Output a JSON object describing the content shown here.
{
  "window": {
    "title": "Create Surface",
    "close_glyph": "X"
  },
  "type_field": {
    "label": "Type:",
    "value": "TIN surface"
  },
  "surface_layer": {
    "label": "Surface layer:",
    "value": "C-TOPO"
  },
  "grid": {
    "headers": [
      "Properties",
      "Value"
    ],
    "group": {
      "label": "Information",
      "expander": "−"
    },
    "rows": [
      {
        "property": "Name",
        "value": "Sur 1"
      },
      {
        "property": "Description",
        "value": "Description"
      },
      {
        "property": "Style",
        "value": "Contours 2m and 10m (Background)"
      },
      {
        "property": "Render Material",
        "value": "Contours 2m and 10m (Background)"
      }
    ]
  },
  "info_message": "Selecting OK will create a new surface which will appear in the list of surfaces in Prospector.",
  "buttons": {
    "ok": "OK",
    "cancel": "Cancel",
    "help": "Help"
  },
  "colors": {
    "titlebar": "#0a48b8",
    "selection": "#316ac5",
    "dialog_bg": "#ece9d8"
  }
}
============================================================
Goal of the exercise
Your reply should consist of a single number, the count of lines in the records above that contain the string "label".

Your response
3